» **Supplied data**:
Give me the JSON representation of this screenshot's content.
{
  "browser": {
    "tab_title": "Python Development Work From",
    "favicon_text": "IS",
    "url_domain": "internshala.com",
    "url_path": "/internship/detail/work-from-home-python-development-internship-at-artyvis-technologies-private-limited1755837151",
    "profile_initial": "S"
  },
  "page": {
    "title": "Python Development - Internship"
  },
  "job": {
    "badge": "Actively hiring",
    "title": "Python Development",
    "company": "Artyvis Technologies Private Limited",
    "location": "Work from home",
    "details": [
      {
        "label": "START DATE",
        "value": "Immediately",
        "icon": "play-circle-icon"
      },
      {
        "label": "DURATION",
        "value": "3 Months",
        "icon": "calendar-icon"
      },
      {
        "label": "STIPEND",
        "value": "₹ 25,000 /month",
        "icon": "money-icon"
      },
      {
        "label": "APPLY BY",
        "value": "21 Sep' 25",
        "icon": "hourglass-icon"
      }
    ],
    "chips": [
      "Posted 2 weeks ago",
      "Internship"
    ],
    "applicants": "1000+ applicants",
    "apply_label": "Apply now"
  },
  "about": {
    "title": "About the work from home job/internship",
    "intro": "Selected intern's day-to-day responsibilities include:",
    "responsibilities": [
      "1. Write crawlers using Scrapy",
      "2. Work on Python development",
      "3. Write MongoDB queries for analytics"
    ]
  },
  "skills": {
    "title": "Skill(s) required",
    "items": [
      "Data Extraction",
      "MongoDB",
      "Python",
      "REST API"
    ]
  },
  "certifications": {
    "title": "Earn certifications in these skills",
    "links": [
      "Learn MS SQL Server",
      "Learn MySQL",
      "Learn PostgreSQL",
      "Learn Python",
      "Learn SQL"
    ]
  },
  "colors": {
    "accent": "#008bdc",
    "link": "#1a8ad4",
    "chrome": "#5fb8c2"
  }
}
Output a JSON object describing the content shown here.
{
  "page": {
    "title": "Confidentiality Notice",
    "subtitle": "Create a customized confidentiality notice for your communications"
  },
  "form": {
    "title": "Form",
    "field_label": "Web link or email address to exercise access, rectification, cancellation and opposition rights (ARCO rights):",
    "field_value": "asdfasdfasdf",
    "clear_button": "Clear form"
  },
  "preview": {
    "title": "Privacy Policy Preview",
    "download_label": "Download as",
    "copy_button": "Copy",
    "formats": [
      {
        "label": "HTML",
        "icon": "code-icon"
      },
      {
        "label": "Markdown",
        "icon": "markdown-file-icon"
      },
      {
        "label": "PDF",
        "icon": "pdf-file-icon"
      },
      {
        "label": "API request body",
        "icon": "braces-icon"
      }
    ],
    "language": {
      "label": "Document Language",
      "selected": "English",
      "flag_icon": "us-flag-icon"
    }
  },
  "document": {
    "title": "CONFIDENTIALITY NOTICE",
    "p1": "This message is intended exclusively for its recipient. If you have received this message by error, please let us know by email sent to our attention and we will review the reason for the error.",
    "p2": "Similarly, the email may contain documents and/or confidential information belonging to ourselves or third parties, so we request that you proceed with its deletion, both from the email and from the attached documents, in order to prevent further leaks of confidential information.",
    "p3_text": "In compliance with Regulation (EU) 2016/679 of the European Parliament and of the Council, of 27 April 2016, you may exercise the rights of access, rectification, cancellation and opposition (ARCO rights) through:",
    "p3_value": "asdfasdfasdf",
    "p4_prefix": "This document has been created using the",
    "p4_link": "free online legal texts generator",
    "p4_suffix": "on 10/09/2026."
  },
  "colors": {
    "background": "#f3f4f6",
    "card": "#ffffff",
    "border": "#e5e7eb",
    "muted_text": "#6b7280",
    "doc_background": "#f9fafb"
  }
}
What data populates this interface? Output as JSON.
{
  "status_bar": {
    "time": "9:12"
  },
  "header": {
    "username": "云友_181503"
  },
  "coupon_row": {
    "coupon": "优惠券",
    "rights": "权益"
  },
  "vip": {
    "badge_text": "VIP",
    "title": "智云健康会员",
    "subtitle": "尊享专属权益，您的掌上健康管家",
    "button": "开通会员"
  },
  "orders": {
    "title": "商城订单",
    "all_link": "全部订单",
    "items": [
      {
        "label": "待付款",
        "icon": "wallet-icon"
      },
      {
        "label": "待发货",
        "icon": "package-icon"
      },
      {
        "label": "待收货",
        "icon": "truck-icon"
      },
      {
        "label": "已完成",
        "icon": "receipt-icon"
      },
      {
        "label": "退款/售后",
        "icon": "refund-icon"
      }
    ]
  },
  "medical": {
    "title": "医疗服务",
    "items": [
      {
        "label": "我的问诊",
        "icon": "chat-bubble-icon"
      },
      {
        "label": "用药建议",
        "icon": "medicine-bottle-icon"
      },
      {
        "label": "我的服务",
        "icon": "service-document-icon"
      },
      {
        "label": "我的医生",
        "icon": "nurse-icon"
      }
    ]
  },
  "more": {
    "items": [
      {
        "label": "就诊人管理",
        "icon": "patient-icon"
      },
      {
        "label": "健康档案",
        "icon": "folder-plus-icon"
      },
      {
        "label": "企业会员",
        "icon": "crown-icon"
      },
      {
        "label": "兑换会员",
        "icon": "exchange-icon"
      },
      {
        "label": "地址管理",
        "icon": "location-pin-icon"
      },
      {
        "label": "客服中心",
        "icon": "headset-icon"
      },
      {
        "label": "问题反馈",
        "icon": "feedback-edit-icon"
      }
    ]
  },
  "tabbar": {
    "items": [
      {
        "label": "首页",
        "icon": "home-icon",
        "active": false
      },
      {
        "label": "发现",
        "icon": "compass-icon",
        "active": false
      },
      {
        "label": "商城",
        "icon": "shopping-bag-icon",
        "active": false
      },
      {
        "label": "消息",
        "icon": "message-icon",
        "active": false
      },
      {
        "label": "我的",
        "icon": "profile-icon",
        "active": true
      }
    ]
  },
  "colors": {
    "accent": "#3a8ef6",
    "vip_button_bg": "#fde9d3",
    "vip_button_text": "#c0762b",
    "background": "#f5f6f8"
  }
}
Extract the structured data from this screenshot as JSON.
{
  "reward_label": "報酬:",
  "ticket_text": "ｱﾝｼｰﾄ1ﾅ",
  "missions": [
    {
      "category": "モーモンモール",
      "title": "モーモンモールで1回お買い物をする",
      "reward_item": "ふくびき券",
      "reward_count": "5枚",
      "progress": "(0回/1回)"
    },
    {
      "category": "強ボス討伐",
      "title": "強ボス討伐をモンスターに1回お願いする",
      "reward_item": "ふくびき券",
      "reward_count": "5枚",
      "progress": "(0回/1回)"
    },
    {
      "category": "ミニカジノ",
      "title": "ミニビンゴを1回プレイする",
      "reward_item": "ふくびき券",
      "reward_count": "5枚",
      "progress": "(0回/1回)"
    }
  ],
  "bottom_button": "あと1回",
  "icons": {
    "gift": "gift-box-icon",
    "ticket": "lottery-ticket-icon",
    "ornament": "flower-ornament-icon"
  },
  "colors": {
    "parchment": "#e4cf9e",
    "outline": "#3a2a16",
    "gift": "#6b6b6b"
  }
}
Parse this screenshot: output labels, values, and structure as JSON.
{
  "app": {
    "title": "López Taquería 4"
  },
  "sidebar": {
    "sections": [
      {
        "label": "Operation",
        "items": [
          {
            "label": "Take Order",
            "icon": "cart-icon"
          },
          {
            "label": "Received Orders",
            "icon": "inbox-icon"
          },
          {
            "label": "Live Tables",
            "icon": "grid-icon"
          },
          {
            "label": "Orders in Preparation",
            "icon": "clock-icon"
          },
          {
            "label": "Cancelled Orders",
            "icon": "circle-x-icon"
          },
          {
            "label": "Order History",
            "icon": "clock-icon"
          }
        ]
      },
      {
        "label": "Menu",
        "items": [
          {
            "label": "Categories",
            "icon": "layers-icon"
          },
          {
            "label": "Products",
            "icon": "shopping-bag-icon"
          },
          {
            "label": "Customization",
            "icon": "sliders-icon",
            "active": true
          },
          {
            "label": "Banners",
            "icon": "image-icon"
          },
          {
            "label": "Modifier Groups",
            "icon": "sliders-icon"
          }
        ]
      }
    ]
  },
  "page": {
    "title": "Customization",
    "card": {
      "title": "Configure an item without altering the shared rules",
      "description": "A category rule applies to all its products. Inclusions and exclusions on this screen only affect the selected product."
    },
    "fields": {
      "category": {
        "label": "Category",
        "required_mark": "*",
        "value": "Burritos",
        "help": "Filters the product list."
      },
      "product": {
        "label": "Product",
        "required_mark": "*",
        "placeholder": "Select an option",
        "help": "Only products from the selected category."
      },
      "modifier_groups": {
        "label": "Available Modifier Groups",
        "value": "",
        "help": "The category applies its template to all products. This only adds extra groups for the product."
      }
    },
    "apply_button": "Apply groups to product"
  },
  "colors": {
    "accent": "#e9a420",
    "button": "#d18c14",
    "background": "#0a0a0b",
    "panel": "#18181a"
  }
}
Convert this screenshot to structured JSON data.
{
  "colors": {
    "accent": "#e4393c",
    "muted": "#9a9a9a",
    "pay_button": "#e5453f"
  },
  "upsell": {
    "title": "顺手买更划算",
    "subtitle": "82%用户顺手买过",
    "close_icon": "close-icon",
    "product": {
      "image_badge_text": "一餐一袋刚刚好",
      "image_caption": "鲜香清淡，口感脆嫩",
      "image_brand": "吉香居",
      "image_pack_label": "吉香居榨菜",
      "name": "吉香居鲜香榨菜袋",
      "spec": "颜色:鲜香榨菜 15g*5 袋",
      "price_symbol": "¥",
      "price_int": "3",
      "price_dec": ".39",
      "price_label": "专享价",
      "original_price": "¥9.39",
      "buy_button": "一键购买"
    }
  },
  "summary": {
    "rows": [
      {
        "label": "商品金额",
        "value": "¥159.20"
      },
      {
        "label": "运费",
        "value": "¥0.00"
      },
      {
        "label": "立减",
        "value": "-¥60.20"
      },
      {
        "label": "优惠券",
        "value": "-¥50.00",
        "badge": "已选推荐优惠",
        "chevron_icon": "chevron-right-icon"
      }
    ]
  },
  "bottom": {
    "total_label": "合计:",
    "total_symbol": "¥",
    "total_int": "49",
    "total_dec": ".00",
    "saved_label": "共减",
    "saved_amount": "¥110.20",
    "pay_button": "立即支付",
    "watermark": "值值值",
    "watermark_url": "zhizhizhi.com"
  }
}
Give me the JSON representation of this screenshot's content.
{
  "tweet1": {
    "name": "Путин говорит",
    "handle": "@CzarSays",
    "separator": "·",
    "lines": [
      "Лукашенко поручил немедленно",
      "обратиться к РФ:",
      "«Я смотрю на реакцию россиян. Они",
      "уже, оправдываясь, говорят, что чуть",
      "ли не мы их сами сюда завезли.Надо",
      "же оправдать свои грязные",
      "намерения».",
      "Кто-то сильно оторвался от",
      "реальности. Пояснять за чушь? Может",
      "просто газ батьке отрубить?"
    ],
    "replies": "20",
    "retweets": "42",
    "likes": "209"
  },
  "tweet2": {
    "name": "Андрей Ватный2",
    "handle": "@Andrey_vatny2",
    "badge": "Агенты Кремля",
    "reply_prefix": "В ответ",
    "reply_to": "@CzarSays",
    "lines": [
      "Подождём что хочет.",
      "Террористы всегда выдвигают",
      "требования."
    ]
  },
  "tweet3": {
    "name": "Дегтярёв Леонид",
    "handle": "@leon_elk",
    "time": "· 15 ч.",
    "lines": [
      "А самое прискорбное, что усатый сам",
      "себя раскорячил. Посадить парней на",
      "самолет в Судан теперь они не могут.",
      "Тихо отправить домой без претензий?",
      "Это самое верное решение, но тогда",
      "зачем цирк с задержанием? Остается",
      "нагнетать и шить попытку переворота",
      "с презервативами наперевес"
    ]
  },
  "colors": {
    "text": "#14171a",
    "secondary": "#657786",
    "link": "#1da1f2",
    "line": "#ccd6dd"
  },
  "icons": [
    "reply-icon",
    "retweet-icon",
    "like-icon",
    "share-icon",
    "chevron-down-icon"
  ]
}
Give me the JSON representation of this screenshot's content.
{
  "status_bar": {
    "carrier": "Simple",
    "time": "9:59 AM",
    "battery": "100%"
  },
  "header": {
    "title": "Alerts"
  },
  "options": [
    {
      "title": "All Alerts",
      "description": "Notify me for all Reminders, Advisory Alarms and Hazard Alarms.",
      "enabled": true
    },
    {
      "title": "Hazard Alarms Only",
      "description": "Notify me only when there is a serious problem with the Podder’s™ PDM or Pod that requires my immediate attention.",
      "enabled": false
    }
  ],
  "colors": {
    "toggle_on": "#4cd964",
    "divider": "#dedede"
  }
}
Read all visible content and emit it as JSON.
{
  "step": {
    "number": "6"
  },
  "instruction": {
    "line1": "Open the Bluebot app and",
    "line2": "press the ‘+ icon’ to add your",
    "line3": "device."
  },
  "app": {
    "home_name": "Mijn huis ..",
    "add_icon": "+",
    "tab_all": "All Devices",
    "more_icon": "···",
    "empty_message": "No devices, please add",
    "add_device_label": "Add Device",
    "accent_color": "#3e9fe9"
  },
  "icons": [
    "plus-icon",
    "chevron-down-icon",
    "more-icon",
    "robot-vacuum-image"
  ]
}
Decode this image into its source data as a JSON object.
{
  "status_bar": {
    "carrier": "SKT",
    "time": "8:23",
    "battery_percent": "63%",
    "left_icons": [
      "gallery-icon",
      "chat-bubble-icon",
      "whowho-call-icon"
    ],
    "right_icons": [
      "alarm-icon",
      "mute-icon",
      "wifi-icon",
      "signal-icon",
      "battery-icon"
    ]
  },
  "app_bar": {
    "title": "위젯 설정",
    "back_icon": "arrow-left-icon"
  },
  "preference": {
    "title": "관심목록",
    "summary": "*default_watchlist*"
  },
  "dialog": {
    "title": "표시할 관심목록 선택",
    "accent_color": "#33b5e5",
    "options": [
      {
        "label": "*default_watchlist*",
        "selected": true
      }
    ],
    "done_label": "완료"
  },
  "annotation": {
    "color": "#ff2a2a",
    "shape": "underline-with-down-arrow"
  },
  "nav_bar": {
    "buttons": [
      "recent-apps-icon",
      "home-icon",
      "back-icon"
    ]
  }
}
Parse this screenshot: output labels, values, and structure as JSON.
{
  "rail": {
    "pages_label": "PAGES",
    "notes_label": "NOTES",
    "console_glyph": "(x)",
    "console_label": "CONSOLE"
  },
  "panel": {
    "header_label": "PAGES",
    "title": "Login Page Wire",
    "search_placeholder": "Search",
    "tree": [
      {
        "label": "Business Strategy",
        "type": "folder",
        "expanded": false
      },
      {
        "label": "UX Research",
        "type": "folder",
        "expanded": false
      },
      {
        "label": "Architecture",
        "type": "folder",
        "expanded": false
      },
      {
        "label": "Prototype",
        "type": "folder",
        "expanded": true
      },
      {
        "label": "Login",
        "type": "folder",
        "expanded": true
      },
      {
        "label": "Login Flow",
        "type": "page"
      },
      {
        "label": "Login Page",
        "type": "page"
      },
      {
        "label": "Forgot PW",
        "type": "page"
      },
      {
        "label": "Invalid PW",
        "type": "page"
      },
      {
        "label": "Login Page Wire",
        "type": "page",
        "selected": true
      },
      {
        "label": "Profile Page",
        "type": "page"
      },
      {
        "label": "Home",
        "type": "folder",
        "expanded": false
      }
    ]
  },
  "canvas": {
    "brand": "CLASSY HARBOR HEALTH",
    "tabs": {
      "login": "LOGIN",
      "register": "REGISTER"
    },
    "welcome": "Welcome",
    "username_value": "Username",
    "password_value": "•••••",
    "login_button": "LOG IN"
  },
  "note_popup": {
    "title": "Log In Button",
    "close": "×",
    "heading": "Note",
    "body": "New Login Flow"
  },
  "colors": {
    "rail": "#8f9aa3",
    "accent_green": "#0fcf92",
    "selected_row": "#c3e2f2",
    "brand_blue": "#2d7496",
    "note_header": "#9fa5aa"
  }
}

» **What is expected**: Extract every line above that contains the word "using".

» **Solved exercise**:
      "1. Write crawlers using Scrapy",
    "p4_prefix": "This document has been created using the",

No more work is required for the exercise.